## TASK DETAILS
Below are records; output all of them exactly.

## STORED DATA

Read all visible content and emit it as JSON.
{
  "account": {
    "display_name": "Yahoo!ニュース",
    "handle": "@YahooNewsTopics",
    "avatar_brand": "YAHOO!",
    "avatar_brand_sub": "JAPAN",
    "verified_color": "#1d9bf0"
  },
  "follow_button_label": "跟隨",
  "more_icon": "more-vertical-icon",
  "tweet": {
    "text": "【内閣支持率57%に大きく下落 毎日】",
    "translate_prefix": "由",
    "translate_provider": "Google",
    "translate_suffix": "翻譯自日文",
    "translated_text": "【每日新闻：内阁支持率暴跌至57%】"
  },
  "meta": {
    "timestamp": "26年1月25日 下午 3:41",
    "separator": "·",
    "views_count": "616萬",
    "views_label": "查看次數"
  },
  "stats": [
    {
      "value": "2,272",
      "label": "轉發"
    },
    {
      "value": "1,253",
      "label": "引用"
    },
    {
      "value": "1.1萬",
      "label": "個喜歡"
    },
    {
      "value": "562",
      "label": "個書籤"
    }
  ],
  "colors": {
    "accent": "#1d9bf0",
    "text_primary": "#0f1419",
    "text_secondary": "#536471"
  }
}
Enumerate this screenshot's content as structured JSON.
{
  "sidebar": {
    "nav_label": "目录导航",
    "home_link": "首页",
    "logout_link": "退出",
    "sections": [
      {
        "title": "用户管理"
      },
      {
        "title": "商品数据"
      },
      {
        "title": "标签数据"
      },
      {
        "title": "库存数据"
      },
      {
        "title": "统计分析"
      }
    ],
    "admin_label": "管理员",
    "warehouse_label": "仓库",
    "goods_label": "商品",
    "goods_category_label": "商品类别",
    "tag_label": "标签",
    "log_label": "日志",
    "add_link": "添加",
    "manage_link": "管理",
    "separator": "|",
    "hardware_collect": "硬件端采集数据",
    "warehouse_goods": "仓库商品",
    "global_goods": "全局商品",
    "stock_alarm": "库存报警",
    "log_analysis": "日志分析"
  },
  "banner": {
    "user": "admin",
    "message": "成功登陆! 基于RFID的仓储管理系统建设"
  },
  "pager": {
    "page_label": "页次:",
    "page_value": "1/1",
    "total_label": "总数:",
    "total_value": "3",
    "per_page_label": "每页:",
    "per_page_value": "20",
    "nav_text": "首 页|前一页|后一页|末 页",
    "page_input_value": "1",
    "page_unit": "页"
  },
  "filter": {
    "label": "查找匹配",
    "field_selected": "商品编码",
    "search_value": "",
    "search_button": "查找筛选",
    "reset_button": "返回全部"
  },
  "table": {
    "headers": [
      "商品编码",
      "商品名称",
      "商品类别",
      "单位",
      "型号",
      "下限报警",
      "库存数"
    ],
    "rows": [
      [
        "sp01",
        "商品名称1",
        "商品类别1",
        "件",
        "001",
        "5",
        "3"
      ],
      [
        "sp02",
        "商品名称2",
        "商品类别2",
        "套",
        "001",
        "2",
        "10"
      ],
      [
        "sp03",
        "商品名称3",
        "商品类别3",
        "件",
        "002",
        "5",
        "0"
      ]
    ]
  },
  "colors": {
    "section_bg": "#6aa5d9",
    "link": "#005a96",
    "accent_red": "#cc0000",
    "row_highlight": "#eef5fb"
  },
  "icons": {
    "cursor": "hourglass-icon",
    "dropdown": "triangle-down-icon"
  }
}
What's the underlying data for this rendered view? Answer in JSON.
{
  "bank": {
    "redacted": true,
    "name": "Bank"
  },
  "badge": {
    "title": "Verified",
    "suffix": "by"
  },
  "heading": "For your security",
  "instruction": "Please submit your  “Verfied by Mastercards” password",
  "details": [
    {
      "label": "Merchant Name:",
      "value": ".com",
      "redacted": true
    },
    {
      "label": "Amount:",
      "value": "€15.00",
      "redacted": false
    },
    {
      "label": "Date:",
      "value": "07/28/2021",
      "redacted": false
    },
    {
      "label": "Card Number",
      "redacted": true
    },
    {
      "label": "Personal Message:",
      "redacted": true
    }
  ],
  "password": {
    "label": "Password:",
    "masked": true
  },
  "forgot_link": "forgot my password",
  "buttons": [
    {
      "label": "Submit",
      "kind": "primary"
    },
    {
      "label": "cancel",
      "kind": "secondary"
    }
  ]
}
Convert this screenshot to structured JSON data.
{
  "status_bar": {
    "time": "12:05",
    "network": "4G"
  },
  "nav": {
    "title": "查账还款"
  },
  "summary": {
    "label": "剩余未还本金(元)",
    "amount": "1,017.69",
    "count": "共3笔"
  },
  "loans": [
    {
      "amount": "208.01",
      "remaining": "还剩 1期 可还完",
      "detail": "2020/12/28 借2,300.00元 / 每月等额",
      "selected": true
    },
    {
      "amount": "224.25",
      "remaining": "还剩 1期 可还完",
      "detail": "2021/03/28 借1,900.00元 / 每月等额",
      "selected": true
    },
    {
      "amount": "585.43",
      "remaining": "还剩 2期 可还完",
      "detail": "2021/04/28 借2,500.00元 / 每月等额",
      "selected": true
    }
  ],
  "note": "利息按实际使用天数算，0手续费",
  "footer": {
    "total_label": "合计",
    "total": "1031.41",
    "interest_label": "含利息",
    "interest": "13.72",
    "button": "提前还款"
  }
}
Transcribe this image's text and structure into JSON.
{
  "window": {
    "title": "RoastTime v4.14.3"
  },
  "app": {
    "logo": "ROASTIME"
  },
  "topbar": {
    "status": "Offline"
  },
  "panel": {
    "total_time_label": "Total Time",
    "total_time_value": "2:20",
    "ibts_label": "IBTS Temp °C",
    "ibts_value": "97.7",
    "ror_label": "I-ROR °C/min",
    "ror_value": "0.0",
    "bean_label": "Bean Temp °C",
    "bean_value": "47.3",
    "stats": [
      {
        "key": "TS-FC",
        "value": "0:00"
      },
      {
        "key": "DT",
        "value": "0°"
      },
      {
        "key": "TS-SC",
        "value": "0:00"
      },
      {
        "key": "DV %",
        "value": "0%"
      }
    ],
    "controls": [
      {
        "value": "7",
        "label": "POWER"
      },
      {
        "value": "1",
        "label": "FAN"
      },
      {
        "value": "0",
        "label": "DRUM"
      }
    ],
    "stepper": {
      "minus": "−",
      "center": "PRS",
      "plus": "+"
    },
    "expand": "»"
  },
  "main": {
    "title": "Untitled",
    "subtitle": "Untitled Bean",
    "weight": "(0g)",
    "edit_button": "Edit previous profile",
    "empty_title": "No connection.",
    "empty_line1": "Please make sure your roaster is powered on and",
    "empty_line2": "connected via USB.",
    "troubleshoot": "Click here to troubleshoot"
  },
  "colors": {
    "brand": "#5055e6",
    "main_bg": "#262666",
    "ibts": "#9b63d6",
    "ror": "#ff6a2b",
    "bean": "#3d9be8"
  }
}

## ANSWER SPACE
Read all visible content and emit it as JSON.
{
  "account": {
    "display_name": "Yahoo!ニュース",
    "handle": "@YahooNewsTopics",
    "avatar_brand": "YAHOO!",
    "avatar_brand_sub": "JAPAN",
    "verified_color": "#1d9bf0"
  },
  "follow_button_label": "跟隨",
  "more_icon": "more-vertical-icon",
  "tweet": {
    "text": "【内閣支持率57%に大きく下落 毎日】",
    "translate_prefix": "由",
    "translate_provider": "Google",
    "translate_suffix": "翻譯自日文",
    "translated_text": "【每日新闻：内阁支持率暴跌至57%】"
  },
  "meta": {
    "timestamp": "26年1月25日 下午 3:41",
    "separator": "·",
    "views_count": "616萬",
    "views_label": "查看次數"
  },
  "stats": [
    {
      "value": "2,272",
      "label": "轉發"
    },
    {
      "value": "1,253",
      "label": "引用"
    },
    {
      "value": "1.1萬",
      "label": "個喜歡"
    },
    {
      "value": "562",
      "label": "個書籤"
    }
  ],
  "colors": {
    "accent": "#1d9bf0",
    "text_primary": "#0f1419",
    "text_secondary": "#536471"
  }
}
Enumerate this screenshot's content as structured JSON.
{
  "sidebar": {
    "nav_label": "目录导航",
    "home_link": "首页",
    "logout_link": "退出",
    "sections": [
      {
        "title": "用户管理"
      },
      {
        "title": "商品数据"
      },
      {
        "title": "标签数据"
      },
      {
        "title": "库存数据"
      },
      {
        "title": "统计分析"
      }
    ],
    "admin_label": "管理员",
    "warehouse_label": "仓库",
    "goods_label": "商品",
    "goods_category_label": "商品类别",
    "tag_label": "标签",
    "log_label": "日志",
    "add_link": "添加",
    "manage_link": "管理",
    "separator": "|",
    "hardware_collect": "硬件端采集数据",
    "warehouse_goods": "仓库商品",
    "global_goods": "全局商品",
    "stock_alarm": "库存报警",
    "log_analysis": "日志分析"
  },
  "banner": {
    "user": "admin",
    "message": "成功登陆! 基于RFID的仓储管理系统建设"
  },
  "pager": {
    "page_label": "页次:",
    "page_value": "1/1",
    "total_label": "总数:",
    "total_value": "3",
    "per_page_label": "每页:",
    "per_page_value": "20",
    "nav_text": "首 页|前一页|后一页|末 页",
    "page_input_value": "1",
    "page_unit": "页"
  },
  "filter": {
    "label": "查找匹配",
    "field_selected": "商品编码",
    "search_value": "",
    "search_button": "查找筛选",
    "reset_button": "返回全部"
  },
  "table": {
    "headers": [
      "商品编码",
      "商品名称",
      "商品类别",
      "单位",
      "型号",
      "下限报警",
      "库存数"
    ],
    "rows": [
      [
        "sp01",
        "商品名称1",
        "商品类别1",
        "件",
        "001",
        "5",
        "3"
      ],
      [
        "sp02",
        "商品名称2",
        "商品类别2",
        "套",
        "001",
        "2",
        "10"
      ],
      [
        "sp03",
        "商品名称3",
        "商品类别3",
        "件",
        "002",
        "5",
        "0"
      ]
    ]
  },
  "colors": {
    "section_bg": "#6aa5d9",
    "link": "#005a96",
    "accent_red": "#cc0000",
    "row_highlight": "#eef5fb"
  },
  "icons": {
    "cursor": "hourglass-icon",
    "dropdown": "triangle-down-icon"
  }
}
What's the underlying data for this rendered view? Answer in JSON.
{
  "bank": {
    "redacted": true,
    "name": "Bank"
  },
  "badge": {
    "title": "Verified",
    "suffix": "by"
  },
  "heading": "For your security",
  "instruction": "Please submit your  “Verfied by Mastercards” password",
  "details": [
    {
      "label": "Merchant Name:",
      "value": ".com",
      "redacted": true
    },
    {
      "label": "Amount:",
      "value": "€15.00",
      "redacted": false
    },
    {
      "label": "Date:",
      "value": "07/28/2021",
      "redacted": false
    },
    {
      "label": "Card Number",
      "redacted": true
    },
    {
      "label": "Personal Message:",
      "redacted": true
    }
  ],
  "password": {
    "label": "Password:",
    "masked": true
  },
  "forgot_link": "forgot my password",
  "buttons": [
    {
      "label": "Submit",
      "kind": "primary"
    },
    {
      "label": "cancel",
      "kind": "secondary"
    }
  ]
}
Convert this screenshot to structured JSON data.
{
  "status_bar": {
    "time": "12:05",
    "network": "4G"
  },
  "nav": {
    "title": "查账还款"
  },
  "summary": {
    "label": "剩余未还本金(元)",
    "amount": "1,017.69",
    "count": "共3笔"
  },
  "loans": [
    {
      "amount": "208.01",
      "remaining": "还剩 1期 可还完",
      "detail": "2020/12/28 借2,300.00元 / 每月等额",
      "selected": true
    },
    {
      "amount": "224.25",
      "remaining": "还剩 1期 可还完",
      "detail": "2021/03/28 借1,900.00元 / 每月等额",
      "selected": true
    },
    {
      "amount": "585.43",
      "remaining": "还剩 2期 可还完",
      "detail": "2021/04/28 借2,500.00元 / 每月等额",
      "selected": true
    }
  ],
  "note": "利息按实际使用天数算，0手续费",
  "footer": {
    "total_label": "合计",
    "total": "1031.41",
    "interest_label": "含利息",
    "interest": "13.72",
    "button": "提前还款"
  }
}
Transcribe this image's text and structure into JSON.
{
  "window": {
    "title": "RoastTime v4.14.3"
  },
  "app": {
    "logo": "ROASTIME"
  },
  "topbar": {
    "status": "Offline"
  },
  "panel": {
    "total_time_label": "Total Time",
    "total_time_value": "2:20",
    "ibts_label": "IBTS Temp °C",
    "ibts_value": "97.7",
    "ror_label": "I-ROR °C/min",
    "ror_value": "0.0",
    "bean_label": "Bean Temp °C",
    "bean_value": "47.3",
    "stats": [
      {
        "key": "TS-FC",
        "value": "0:00"
      },
      {
        "key": "DT",
        "value": "0°"
      },
      {
        "key": "TS-SC",
        "value": "0:00"
      },
      {
        "key": "DV %",
        "value": "0%"
      }
    ],
    "controls": [
      {
        "value": "7",
        "label": "POWER"
      },
      {
        "value": "1",
        "label": "FAN"
      },
      {
        "value": "0",
        "label": "DRUM"
      }
    ],
    "stepper": {
      "minus": "−",
      "center": "PRS",
      "plus": "+"
    },
    "expand": "»"
  },
  "main": {
    "title": "Untitled",
    "subtitle": "Untitled Bean",
    "weight": "(0g)",
    "edit_button": "Edit previous profile",
    "empty_title": "No connection.",
    "empty_line1": "Please make sure your roaster is powered on and",
    "empty_line2": "connected via USB.",
    "troubleshoot": "Click here to troubleshoot"
  },
  "colors": {
    "brand": "#5055e6",
    "main_bg": "#262666",
    "ibts": "#9b63d6",
    "ror": "#ff6a2b",
    "bean": "#3d9be8"
  }
}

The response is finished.